■ **Supplied records**:
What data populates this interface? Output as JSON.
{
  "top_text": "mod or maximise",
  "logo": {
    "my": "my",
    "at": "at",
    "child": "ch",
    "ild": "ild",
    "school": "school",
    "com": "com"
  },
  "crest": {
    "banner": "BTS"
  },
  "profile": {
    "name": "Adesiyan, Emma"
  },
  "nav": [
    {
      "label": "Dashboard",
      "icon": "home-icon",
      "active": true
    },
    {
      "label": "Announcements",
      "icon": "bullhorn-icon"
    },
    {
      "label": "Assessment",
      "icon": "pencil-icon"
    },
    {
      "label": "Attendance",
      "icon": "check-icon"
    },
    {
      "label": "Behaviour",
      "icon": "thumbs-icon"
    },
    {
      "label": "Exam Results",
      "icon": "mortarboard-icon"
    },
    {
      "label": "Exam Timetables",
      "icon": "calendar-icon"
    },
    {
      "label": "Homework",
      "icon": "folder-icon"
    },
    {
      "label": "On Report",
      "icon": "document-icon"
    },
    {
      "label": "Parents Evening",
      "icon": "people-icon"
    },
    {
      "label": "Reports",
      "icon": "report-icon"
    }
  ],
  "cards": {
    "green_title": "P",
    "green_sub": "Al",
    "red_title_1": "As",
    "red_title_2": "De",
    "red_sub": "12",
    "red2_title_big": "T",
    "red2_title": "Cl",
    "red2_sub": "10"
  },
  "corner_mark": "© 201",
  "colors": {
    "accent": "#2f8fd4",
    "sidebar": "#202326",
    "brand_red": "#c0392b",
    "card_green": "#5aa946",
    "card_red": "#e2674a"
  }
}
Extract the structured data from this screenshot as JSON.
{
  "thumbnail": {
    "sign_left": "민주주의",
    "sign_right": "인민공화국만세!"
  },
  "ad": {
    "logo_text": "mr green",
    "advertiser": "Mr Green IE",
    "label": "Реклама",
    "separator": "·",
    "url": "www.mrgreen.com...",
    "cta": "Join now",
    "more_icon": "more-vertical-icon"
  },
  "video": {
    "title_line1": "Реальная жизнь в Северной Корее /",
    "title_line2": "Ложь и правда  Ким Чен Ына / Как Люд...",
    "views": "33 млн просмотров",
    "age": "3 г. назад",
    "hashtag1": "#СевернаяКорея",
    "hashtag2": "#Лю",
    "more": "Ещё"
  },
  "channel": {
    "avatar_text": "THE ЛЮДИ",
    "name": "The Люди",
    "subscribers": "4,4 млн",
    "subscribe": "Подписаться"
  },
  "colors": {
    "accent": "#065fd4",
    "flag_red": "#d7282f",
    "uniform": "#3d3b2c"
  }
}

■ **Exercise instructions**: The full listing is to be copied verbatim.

■ **Written reply**:
What data populates this interface? Output as JSON.
{
  "top_text": "mod or maximise",
  "logo": {
    "my": "my",
    "at": "at",
    "child": "ch",
    "ild": "ild",
    "school": "school",
    "com": "com"
  },
  "crest": {
    "banner": "BTS"
  },
  "profile": {
    "name": "Adesiyan, Emma"
  },
  "nav": [
    {
      "label": "Dashboard",
      "icon": "home-icon",
      "active": true
    },
    {
      "label": "Announcements",
      "icon": "bullhorn-icon"
    },
    {
      "label": "Assessment",
      "icon": "pencil-icon"
    },
    {
      "label": "Attendance",
      "icon": "check-icon"
    },
    {
      "label": "Behaviour",
      "icon": "thumbs-icon"
    },
    {
      "label": "Exam Results",
      "icon": "mortarboard-icon"
    },
    {
      "label": "Exam Timetables",
      "icon": "calendar-icon"
    },
    {
      "label": "Homework",
      "icon": "folder-icon"
    },
    {
      "label": "On Report",
      "icon": "document-icon"
    },
    {
      "label": "Parents Evening",
      "icon": "people-icon"
    },
    {
      "label": "Reports",
      "icon": "report-icon"
    }
  ],
  "cards": {
    "green_title": "P",
    "green_sub": "Al",
    "red_title_1": "As",
    "red_title_2": "De",
    "red_sub": "12",
    "red2_title_big": "T",
    "red2_title": "Cl",
    "red2_sub": "10"
  },
  "corner_mark": "© 201",
  "colors": {
    "accent": "#2f8fd4",
    "sidebar": "#202326",
    "brand_red": "#c0392b",
    "card_green": "#5aa946",
    "card_red": "#e2674a"
  }
}
Extract the structured data from this screenshot as JSON.
{
  "thumbnail": {
    "sign_left": "민주주의",
    "sign_right": "인민공화국만세!"
  },
  "ad": {
    "logo_text": "mr green",
    "advertiser": "Mr Green IE",
    "label": "Реклама",
    "separator": "·",
    "url": "www.mrgreen.com...",
    "cta": "Join now",
    "more_icon": "more-vertical-icon"
  },
  "video": {
    "title_line1": "Реальная жизнь в Северной Корее /",
    "title_line2": "Ложь и правда  Ким Чен Ына / Как Люд...",
    "views": "33 млн просмотров",
    "age": "3 г. назад",
    "hashtag1": "#СевернаяКорея",
    "hashtag2": "#Лю",
    "more": "Ещё"
  },
  "channel": {
    "avatar_text": "THE ЛЮДИ",
    "name": "The Люди",
    "subscribers": "4,4 млн",
    "subscribe": "Подписаться"
  },
  "colors": {
    "accent": "#065fd4",
    "flag_red": "#d7282f",
    "uniform": "#3d3b2c"
  }
}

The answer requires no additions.